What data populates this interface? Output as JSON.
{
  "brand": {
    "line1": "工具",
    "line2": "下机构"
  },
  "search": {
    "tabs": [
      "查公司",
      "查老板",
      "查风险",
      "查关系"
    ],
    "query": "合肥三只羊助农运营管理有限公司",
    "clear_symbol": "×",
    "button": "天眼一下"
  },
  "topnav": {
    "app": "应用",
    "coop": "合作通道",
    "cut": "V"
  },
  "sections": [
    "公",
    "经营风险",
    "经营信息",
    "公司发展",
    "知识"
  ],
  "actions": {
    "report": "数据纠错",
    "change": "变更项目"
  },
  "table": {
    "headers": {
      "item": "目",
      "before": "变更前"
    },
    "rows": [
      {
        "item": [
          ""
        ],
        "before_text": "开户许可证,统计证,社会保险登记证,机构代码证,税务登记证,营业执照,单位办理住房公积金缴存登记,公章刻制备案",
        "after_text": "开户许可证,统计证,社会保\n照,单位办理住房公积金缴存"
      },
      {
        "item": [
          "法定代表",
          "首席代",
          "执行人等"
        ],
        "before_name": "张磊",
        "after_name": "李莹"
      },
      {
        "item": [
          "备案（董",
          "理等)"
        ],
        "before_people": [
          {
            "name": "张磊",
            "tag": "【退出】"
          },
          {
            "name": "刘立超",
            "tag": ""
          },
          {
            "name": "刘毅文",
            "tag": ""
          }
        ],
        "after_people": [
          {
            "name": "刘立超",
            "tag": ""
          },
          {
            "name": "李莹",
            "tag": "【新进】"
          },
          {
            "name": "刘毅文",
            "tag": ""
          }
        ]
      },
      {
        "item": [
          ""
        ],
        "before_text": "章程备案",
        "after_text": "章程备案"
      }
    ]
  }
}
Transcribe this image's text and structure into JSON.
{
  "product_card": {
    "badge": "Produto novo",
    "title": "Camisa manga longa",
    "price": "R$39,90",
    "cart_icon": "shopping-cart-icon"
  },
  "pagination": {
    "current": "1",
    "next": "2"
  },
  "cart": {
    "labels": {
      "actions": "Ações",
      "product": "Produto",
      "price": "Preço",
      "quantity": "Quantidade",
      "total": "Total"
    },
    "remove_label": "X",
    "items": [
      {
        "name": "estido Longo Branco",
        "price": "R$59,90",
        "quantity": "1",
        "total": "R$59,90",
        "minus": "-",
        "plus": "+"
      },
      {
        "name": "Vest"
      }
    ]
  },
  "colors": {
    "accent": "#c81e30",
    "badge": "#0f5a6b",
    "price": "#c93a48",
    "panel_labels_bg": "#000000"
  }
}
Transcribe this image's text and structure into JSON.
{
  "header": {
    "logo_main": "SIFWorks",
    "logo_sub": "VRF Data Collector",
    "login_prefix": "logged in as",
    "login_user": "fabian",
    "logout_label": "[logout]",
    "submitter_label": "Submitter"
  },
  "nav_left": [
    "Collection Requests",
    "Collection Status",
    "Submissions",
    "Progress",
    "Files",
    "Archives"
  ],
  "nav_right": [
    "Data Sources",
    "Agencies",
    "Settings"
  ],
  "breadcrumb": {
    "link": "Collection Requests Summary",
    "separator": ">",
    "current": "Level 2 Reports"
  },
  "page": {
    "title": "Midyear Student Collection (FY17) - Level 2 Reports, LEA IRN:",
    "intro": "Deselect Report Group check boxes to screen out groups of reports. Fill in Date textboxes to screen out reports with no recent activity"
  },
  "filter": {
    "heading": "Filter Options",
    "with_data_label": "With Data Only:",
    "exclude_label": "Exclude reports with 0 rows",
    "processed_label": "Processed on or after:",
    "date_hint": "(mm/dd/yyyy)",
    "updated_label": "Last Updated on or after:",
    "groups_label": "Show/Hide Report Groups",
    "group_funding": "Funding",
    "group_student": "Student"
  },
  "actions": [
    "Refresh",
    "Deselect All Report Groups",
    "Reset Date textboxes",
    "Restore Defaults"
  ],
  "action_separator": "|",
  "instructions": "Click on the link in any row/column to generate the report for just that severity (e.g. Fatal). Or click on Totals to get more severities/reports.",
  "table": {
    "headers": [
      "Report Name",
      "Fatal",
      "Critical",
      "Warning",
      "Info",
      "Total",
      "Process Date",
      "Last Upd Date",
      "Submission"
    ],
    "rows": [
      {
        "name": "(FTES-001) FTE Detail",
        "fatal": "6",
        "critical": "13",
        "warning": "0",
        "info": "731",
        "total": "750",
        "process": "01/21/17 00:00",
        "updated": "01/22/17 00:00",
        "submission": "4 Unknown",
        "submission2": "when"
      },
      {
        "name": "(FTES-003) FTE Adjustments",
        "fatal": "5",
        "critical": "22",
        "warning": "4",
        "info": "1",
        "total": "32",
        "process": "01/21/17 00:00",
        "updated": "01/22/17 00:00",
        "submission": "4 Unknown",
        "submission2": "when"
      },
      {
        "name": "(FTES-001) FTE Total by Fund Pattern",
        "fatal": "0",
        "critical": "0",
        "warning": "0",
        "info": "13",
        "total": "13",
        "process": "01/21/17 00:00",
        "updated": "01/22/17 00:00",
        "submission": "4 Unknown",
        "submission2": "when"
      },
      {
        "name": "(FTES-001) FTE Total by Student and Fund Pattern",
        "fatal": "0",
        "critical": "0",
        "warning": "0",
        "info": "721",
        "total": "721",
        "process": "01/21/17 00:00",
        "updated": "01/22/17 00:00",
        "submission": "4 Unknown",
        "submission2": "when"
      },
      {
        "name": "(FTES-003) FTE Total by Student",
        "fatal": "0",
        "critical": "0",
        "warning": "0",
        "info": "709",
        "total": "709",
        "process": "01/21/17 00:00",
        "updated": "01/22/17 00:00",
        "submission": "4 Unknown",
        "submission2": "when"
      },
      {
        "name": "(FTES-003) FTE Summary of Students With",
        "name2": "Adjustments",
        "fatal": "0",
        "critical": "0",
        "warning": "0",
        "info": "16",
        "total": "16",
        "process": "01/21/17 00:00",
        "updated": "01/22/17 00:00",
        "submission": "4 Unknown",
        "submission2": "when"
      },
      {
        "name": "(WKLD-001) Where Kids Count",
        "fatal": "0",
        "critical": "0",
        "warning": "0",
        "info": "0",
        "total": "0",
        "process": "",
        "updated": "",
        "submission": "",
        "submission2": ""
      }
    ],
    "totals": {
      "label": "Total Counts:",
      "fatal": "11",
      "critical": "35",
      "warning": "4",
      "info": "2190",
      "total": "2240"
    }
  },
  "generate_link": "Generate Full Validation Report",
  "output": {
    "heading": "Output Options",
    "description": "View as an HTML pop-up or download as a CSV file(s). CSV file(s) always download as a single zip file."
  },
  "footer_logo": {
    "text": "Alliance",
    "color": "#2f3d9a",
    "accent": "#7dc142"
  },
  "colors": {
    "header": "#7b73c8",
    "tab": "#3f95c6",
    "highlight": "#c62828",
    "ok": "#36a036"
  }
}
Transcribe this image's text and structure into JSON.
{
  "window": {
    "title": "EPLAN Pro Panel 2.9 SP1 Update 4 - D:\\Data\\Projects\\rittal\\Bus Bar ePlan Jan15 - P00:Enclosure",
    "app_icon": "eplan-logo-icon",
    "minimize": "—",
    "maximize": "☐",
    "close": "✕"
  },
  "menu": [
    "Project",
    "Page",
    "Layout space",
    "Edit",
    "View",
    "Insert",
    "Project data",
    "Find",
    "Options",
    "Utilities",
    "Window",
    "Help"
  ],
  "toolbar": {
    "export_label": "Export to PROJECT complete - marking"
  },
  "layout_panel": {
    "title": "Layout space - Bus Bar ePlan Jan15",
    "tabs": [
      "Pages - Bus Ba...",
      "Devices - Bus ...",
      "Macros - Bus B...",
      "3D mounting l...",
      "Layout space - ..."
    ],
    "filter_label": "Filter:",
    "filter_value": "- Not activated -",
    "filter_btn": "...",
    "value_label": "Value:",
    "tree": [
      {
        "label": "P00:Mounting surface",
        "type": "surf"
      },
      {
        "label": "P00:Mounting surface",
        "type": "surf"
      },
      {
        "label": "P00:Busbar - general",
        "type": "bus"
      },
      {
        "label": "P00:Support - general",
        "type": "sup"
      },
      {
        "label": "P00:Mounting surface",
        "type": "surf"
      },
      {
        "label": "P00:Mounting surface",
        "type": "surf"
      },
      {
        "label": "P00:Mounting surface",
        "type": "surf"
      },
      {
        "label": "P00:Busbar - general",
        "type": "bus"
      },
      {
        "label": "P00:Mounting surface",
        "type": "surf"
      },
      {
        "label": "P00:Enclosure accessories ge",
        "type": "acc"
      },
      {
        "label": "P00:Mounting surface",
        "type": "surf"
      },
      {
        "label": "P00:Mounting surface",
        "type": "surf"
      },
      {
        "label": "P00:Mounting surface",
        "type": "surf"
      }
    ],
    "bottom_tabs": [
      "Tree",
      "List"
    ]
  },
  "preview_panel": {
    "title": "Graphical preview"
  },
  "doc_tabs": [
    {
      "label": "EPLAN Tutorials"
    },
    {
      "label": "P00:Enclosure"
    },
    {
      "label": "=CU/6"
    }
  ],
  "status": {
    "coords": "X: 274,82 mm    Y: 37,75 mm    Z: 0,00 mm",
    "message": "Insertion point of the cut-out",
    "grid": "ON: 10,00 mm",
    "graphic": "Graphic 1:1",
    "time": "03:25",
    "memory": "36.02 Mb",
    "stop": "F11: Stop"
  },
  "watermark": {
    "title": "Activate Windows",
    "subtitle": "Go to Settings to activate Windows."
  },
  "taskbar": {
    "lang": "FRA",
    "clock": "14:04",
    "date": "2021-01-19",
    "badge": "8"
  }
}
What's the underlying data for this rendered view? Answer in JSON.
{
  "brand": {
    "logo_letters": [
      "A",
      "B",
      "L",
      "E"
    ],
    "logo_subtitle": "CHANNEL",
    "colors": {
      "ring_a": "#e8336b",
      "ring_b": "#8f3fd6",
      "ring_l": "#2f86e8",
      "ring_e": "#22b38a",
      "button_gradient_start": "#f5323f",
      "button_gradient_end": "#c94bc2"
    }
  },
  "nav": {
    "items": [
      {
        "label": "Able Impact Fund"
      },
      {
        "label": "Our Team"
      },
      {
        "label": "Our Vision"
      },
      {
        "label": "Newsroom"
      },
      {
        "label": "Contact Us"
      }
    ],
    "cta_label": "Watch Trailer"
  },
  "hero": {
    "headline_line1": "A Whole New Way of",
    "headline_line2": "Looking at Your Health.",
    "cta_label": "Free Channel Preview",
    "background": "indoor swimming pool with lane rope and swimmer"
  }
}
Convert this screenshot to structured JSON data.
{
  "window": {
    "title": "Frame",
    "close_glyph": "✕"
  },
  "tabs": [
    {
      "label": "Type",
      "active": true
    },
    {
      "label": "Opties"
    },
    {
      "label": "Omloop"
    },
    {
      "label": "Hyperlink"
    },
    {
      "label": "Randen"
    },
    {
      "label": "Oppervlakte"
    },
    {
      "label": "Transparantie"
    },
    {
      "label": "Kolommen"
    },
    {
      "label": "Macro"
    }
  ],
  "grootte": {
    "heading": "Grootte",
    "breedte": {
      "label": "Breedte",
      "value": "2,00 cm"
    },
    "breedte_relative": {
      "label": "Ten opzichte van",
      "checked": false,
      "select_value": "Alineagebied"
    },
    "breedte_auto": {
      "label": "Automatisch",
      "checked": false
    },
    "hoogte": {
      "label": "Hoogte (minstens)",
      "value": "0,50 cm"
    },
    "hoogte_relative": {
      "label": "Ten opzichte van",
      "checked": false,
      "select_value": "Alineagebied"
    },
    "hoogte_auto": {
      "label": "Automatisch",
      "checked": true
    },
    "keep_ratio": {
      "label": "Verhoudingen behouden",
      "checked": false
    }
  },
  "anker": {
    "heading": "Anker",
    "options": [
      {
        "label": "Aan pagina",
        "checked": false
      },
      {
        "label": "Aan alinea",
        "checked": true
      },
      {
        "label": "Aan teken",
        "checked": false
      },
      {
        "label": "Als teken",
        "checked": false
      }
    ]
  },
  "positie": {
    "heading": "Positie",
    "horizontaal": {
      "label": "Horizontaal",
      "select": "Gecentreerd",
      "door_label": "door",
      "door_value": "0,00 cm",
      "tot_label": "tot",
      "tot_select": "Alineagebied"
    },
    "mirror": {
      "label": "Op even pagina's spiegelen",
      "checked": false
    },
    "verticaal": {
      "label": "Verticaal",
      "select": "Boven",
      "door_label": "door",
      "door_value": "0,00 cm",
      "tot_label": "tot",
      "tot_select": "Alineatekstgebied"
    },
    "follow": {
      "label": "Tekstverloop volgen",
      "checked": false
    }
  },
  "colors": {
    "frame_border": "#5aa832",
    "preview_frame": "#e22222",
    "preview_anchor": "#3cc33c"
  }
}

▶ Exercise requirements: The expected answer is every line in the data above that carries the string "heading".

▶ Exercise output:
    "heading": "Filter Options",
    "heading": "Output Options",
    "heading": "Grootte",
    "heading": "Anker",
    "heading": "Positie",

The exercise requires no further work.